From passive-aggressive types to naysayers, bullies, ball droppers, brown nosers and those that are just downright rude, we will inevitably cross paths with difficult people.

At some point in your career, the odds are good you will be working closely with someone who is more negative than positive in their outlook. As taxing as it may be, you are not helplessly stuck in this situation.

Here are a few strategies for dealing with adversarial colleagues.

1. Find a sounding board.

Talk the situation over with a confidant, supervisor, or mentor. Take notice if others are expressing similar concerns about this particular person. If you seem to be the only one with the experience, analyze what you may be doing to exacerbate the situation. Ask for feedback from a person you trust to give you solid advice.

2. Focus on your reaction.

You have no control over anyone but yourself. Even if someone's behavior makes you see red, you have a choice as to how to respond. Difficult people thrive on the power they get from provoking others, so don't give them the satisfaction of annoying you. Stay calm and speak civilly when dealing with the person. If you can muster a smile and sense of humor, even better.

3. Speak up.

When a coworker does something disagreeable, address it professionally. Some people are able to respond immediately; while others prefer to have time to collect their thoughts before reacting. Whichever camp you fall in, address the problem with the offender, privately and as soon as possible: "Jesse, I didn't like it when you criticized my work in front of our clients. In the future, if you have a problem, talk to me first." Sometimes an office cynic will back down if they know you won't accept their behavior.

4. Keep your distance.

To the degree that it's possible, stay away from the toxic colleague. This isn't always possible, but if someone regularly treats you with hostility, do what you can to avoid working directly with them. For example, don't meet face to face when an email will suffice.

5. Elevate your behavior.

When you sink to their level and play nasty, it can justify their actions. After all, you're being a jerk too. But when you rise above the fray and treat them well regardless of how they act towards you, a couple of things happen: you are doing the right thing by setting the standards for your own behavior instead of letting someone else do it for you, and your example may just shock them into better behavior.

6. Put it in writing.

It may not be safe to leave important decisions to a verbal agreement. To protect yourself, follow up by capturing the critical points in a quick email: "As we discussed, I will get you the sales figures by Wednesday for you to complete the quarterly report by Friday." Copying others involved has a way of keeping everyone on track, and it's harder for problem coworkers to come back with a different story.

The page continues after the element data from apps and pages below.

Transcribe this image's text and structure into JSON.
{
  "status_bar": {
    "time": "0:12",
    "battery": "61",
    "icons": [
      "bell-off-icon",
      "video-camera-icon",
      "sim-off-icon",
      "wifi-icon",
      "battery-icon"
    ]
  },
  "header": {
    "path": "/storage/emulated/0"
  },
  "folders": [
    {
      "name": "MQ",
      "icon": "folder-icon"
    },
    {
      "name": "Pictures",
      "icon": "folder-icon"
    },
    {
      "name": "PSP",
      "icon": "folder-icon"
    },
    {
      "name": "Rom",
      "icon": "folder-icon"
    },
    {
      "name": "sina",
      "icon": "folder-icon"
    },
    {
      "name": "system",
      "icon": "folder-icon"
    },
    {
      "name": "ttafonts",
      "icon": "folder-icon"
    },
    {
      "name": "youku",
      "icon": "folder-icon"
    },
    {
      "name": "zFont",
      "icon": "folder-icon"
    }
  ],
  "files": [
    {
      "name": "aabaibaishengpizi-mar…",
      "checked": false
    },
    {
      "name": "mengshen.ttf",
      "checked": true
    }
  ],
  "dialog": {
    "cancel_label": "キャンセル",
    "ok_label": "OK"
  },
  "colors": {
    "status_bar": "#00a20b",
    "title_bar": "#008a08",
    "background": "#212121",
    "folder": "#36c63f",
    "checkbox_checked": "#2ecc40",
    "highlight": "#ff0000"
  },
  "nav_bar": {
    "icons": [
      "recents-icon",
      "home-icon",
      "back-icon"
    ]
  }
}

7. Forge strong alliances.

The difficult person may irritate everyone around them, or they may have set their sights on you alone. Either way, you need a strong network of support. Build strategic, positive relationships both to demonstrate your ability to work well with others and to help keep your morale up.

8. Avoid complaining.

Don't let this person define your experience at work or turn you into someone who incessantly whines. If it gets to the point where you feel like the answer is to confront the individual or involve your supervisor, you need to stick to the facts. Unfortunately, hurt feelings don't count for much in many workplaces, but results do.

9. Document.

This is especially true if your workplace antagonist is your supervisor. It's one thing if they have a disagreeable personality, but it's another if they are doing things that violate company policy or constitute harassment. If this is the case, write down each incident with a time, date and notes about what happened. Do this in a personal notebook, not on the company computer. You will need good documentation if it needs to go to higher levels.

10. Reserve the right to leave.

Some work environments simply turn a blind eye to conflict among employees. If you can't resolve your issues and work in a supportive, pleasant atmosphere, consider transferring to another department or moving on to a better job.